expedia laptop hotels otas

UK-based lawyers at OTAs – Expedia, Priceline and TripAdvisor – are rubbing their hands with glee at the possibility the UK government’s Competition Authority might launch an investigation into the entire online travel market.

The recommendation that “the Competition and Markets Authority urgently order a market investigation into the online travel agent sector” comes on the back of a year-long House of Lords call for contributions into the European Commission’s “Online Platforms and the Single Digital Market” proposals.

An  878-page PDF document has been released which aggregates the written and oral evidence submitted by interested parties, including Google, Airbnb and Skyscanner, among others.

The Lords have also interpreted the evidence to present a report to Parliament which will be used as the basis for a debate (assuming that the UK is still part of the European Union after the 23 June referendum).

Political machinations and processes aside,  the actual contributions made by the OTAs reveal how they view the European Commission and, to a lesser extent, each other.

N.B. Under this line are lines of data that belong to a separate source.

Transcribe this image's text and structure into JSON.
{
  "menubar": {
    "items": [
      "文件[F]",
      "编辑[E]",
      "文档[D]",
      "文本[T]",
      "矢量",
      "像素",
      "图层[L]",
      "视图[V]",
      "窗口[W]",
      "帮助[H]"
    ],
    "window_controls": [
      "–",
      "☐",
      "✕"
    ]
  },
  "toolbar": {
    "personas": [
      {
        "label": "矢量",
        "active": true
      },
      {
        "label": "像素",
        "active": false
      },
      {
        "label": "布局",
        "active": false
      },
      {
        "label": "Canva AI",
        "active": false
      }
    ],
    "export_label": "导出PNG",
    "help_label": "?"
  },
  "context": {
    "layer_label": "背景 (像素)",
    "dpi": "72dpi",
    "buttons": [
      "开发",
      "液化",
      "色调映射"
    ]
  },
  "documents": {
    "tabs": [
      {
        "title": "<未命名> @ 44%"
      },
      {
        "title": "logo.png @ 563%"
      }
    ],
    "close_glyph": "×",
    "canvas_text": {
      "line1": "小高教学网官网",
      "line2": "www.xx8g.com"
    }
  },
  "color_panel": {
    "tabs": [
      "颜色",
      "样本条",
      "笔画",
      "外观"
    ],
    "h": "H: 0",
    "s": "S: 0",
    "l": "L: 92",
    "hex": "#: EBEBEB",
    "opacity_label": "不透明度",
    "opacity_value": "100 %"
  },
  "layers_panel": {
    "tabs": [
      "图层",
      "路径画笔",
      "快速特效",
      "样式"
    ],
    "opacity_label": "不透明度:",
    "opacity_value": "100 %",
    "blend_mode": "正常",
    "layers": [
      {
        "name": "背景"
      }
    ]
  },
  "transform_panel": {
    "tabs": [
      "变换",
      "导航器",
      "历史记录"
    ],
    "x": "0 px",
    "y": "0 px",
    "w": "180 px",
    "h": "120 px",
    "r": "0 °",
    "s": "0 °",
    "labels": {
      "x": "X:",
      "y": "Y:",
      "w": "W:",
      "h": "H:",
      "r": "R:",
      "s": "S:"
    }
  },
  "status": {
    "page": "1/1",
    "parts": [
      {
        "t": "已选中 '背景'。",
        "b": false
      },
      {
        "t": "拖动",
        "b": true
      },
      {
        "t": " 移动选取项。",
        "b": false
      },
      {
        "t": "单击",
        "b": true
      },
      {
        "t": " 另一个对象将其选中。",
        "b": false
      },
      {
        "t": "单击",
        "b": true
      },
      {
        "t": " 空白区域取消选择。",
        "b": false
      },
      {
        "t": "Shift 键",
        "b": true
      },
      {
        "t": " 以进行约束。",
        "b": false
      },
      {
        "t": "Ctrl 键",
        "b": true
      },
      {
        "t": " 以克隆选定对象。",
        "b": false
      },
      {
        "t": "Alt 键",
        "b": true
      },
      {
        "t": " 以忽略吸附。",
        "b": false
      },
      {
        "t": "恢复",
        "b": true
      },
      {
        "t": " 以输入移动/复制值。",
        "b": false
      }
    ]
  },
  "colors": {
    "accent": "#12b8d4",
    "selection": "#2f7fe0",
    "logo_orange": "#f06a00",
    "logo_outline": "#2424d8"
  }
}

Google began with a fairly provocative “Google believes that there are flaws in the European Commission’s (EC) attempted definition of ‘online platforms’ and uses its definition of Netflix as an example of how out of touch the EC is.

However, the conciliatory line that “the ambition of the Digital Single Market Strategy is one that we support and share” is never far from the surface.

In its verbal evidence Google’s external relations manager EMEA Jon Steinberg gave this support some context:

“It is important to remember that part of the digital single market debate is about making opportunity for European businesses even better. The United States has more than 300 million consumers under one regulatory regime [and is] a very attractive market. Europe at the moment is a much less attractive market – 28 rule books, different regimes, some countries having more than one privacy regulator…”

Airbnb is also politely dismissive of the EC, suggesting that its assumptions around the collaborative economy are questionable and that, from its perspective, “this is an opportunity for the Committee to reflect on the extent to which existing legal and regulatory frameworks already apply to collaborative economy platforms.”

Read rest of the article at: Tnooz